Provided data section start

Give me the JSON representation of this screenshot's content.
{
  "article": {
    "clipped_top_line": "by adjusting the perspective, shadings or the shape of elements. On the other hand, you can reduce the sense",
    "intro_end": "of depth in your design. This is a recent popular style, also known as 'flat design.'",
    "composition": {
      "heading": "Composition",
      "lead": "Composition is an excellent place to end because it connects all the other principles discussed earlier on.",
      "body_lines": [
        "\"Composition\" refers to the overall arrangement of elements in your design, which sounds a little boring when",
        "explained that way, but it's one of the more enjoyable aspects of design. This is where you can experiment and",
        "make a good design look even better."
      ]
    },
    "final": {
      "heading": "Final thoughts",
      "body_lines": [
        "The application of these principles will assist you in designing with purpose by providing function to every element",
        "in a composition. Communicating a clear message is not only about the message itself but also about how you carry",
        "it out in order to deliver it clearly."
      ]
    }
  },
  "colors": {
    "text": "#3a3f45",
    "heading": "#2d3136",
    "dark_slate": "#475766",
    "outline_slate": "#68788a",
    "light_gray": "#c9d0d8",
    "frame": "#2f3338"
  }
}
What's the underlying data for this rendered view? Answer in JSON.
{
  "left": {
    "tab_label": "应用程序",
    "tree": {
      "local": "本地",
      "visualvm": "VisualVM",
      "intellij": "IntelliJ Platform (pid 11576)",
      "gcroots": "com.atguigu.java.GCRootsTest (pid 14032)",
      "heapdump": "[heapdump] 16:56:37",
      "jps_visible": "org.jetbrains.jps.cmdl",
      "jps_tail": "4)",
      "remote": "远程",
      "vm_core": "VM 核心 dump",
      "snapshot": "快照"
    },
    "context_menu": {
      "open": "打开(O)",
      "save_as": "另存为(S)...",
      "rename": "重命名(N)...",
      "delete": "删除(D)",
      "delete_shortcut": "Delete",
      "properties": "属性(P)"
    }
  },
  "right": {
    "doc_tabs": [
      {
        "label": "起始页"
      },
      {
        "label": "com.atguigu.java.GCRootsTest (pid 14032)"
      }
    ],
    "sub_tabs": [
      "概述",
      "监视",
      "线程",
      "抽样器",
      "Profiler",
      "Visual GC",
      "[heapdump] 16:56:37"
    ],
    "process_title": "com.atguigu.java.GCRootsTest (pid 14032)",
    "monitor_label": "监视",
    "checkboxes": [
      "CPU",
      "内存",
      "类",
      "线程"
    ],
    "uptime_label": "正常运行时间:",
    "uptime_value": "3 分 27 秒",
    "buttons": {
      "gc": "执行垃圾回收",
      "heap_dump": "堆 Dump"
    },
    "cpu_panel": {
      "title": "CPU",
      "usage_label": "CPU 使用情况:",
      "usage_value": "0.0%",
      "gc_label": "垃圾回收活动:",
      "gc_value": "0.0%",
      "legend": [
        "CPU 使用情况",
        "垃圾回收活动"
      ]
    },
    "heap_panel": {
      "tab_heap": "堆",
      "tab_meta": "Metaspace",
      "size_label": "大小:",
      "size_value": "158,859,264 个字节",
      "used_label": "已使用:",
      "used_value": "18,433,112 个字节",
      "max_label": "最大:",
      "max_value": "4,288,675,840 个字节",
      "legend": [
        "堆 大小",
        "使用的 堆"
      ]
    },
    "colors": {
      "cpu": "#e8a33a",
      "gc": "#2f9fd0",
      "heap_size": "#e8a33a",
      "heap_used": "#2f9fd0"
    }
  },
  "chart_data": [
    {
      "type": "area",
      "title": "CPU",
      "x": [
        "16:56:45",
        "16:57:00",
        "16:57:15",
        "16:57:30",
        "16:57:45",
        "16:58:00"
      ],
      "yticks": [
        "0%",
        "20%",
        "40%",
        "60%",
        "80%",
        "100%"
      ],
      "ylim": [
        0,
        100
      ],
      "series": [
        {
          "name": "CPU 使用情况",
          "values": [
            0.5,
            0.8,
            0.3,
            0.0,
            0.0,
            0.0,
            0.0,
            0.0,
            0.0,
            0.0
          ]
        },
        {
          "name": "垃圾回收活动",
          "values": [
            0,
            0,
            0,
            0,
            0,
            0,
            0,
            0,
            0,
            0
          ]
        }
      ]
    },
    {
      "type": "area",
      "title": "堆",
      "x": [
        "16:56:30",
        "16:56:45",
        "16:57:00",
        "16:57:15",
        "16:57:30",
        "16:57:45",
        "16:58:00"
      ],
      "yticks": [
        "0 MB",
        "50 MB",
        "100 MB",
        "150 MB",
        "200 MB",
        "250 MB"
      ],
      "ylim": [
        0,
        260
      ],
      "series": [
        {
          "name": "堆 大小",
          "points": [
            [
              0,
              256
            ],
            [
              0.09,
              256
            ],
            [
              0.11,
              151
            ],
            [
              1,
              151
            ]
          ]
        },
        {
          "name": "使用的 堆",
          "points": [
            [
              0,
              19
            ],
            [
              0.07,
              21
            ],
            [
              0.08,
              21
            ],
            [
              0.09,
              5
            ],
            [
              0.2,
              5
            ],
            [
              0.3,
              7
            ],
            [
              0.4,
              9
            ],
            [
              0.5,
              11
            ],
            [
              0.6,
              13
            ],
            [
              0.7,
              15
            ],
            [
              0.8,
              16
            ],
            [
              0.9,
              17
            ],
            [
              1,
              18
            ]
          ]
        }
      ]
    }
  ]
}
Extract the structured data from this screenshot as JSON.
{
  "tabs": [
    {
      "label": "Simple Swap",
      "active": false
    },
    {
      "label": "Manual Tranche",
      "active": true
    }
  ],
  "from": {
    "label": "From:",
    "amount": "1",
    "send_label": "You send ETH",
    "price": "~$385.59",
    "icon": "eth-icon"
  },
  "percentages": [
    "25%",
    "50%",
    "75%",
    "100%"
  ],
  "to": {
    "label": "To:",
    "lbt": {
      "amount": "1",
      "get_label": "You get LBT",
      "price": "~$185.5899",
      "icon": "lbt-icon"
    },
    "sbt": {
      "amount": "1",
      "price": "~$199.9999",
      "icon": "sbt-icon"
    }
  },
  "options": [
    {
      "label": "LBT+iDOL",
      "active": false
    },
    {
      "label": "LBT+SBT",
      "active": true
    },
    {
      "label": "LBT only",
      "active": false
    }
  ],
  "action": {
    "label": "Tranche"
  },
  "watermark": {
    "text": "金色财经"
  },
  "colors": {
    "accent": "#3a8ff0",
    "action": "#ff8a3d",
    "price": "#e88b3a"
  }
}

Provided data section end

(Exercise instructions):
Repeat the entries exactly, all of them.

(Answer area):
Give me the JSON representation of this screenshot's content.
{
  "article": {
    "clipped_top_line": "by adjusting the perspective, shadings or the shape of elements. On the other hand, you can reduce the sense",
    "intro_end": "of depth in your design. This is a recent popular style, also known as 'flat design.'",
    "composition": {
      "heading": "Composition",
      "lead": "Composition is an excellent place to end because it connects all the other principles discussed earlier on.",
      "body_lines": [
        "\"Composition\" refers to the overall arrangement of elements in your design, which sounds a little boring when",
        "explained that way, but it's one of the more enjoyable aspects of design. This is where you can experiment and",
        "make a good design look even better."
      ]
    },
    "final": {
      "heading": "Final thoughts",
      "body_lines": [
        "The application of these principles will assist you in designing with purpose by providing function to every element",
        "in a composition. Communicating a clear message is not only about the message itself but also about how you carry",
        "it out in order to deliver it clearly."
      ]
    }
  },
  "colors": {
    "text": "#3a3f45",
    "heading": "#2d3136",
    "dark_slate": "#475766",
    "outline_slate": "#68788a",
    "light_gray": "#c9d0d8",
    "frame": "#2f3338"
  }
}
What's the underlying data for this rendered view? Answer in JSON.
{
  "left": {
    "tab_label": "应用程序",
    "tree": {
      "local": "本地",
      "visualvm": "VisualVM",
      "intellij": "IntelliJ Platform (pid 11576)",
      "gcroots": "com.atguigu.java.GCRootsTest (pid 14032)",
      "heapdump": "[heapdump] 16:56:37",
      "jps_visible": "org.jetbrains.jps.cmdl",
      "jps_tail": "4)",
      "remote": "远程",
      "vm_core": "VM 核心 dump",
      "snapshot": "快照"
    },
    "context_menu": {
      "open": "打开(O)",
      "save_as": "另存为(S)...",
      "rename": "重命名(N)...",
      "delete": "删除(D)",
      "delete_shortcut": "Delete",
      "properties": "属性(P)"
    }
  },
  "right": {
    "doc_tabs": [
      {
        "label": "起始页"
      },
      {
        "label": "com.atguigu.java.GCRootsTest (pid 14032)"
      }
    ],
    "sub_tabs": [
      "概述",
      "监视",
      "线程",
      "抽样器",
      "Profiler",
      "Visual GC",
      "[heapdump] 16:56:37"
    ],
    "process_title": "com.atguigu.java.GCRootsTest (pid 14032)",
    "monitor_label": "监视",
    "checkboxes": [
      "CPU",
      "内存",
      "类",
      "线程"
    ],
    "uptime_label": "正常运行时间:",
    "uptime_value": "3 分 27 秒",
    "buttons": {
      "gc": "执行垃圾回收",
      "heap_dump": "堆 Dump"
    },
    "cpu_panel": {
      "title": "CPU",
      "usage_label": "CPU 使用情况:",
      "usage_value": "0.0%",
      "gc_label": "垃圾回收活动:",
      "gc_value": "0.0%",
      "legend": [
        "CPU 使用情况",
        "垃圾回收活动"
      ]
    },
    "heap_panel": {
      "tab_heap": "堆",
      "tab_meta": "Metaspace",
      "size_label": "大小:",
      "size_value": "158,859,264 个字节",
      "used_label": "已使用:",
      "used_value": "18,433,112 个字节",
      "max_label": "最大:",
      "max_value": "4,288,675,840 个字节",
      "legend": [
        "堆 大小",
        "使用的 堆"
      ]
    },
    "colors": {
      "cpu": "#e8a33a",
      "gc": "#2f9fd0",
      "heap_size": "#e8a33a",
      "heap_used": "#2f9fd0"
    }
  },
  "chart_data": [
    {
      "type": "area",
      "title": "CPU",
      "x": [
        "16:56:45",
        "16:57:00",
        "16:57:15",
        "16:57:30",
        "16:57:45",
        "16:58:00"
      ],
      "yticks": [
        "0%",
        "20%",
        "40%",
        "60%",
        "80%",
        "100%"
      ],
      "ylim": [
        0,
        100
      ],
      "series": [
        {
          "name": "CPU 使用情况",
          "values": [
            0.5,
            0.8,
            0.3,
            0.0,
            0.0,
            0.0,
            0.0,
            0.0,
            0.0,
            0.0
          ]
        },
        {
          "name": "垃圾回收活动",
          "values": [
            0,
            0,
            0,
            0,
            0,
            0,
            0,
            0,
            0,
            0
          ]
        }
      ]
    },
    {
      "type": "area",
      "title": "堆",
      "x": [
        "16:56:30",
        "16:56:45",
        "16:57:00",
        "16:57:15",
        "16:57:30",
        "16:57:45",
        "16:58:00"
      ],
      "yticks": [
        "0 MB",
        "50 MB",
        "100 MB",
        "150 MB",
        "200 MB",
        "250 MB"
      ],
      "ylim": [
        0,
        260
      ],
      "series": [
        {
          "name": "堆 大小",
          "points": [
            [
              0,
              256
            ],
            [
              0.09,
              256
            ],
            [
              0.11,
              151
            ],
            [
              1,
              151
            ]
          ]
        },
        {
          "name": "使用的 堆",
          "points": [
            [
              0,
              19
            ],
            [
              0.07,
              21
            ],
            [
              0.08,
              21
            ],
            [
              0.09,
              5
            ],
            [
              0.2,
              5
            ],
            [
              0.3,
              7
            ],
            [
              0.4,
              9
            ],
            [
              0.5,
              11
            ],
            [
              0.6,
              13
            ],
            [
              0.7,
              15
            ],
            [
              0.8,
              16
            ],
            [
              0.9,
              17
            ],
            [
              1,
              18
            ]
          ]
        }
      ]
    }
  ]
}
Extract the structured data from this screenshot as JSON.
{
  "tabs": [
    {
      "label": "Simple Swap",
      "active": false
    },
    {
      "label": "Manual Tranche",
      "active": true
    }
  ],
  "from": {
    "label": "From:",
    "amount": "1",
    "send_label": "You send ETH",
    "price": "~$385.59",
    "icon": "eth-icon"
  },
  "percentages": [
    "25%",
    "50%",
    "75%",
    "100%"
  ],
  "to": {
    "label": "To:",
    "lbt": {
      "amount": "1",
      "get_label": "You get LBT",
      "price": "~$185.5899",
      "icon": "lbt-icon"
    },
    "sbt": {
      "amount": "1",
      "price": "~$199.9999",
      "icon": "sbt-icon"
    }
  },
  "options": [
    {
      "label": "LBT+iDOL",
      "active": false
    },
    {
      "label": "LBT+SBT",
      "active": true
    },
    {
      "label": "LBT only",
      "active": false
    }
  ],
  "action": {
    "label": "Tranche"
  },
  "watermark": {
    "text": "金色财经"
  },
  "colors": {
    "accent": "#3a8ff0",
    "action": "#ff8a3d",
    "price": "#e88b3a"
  }
}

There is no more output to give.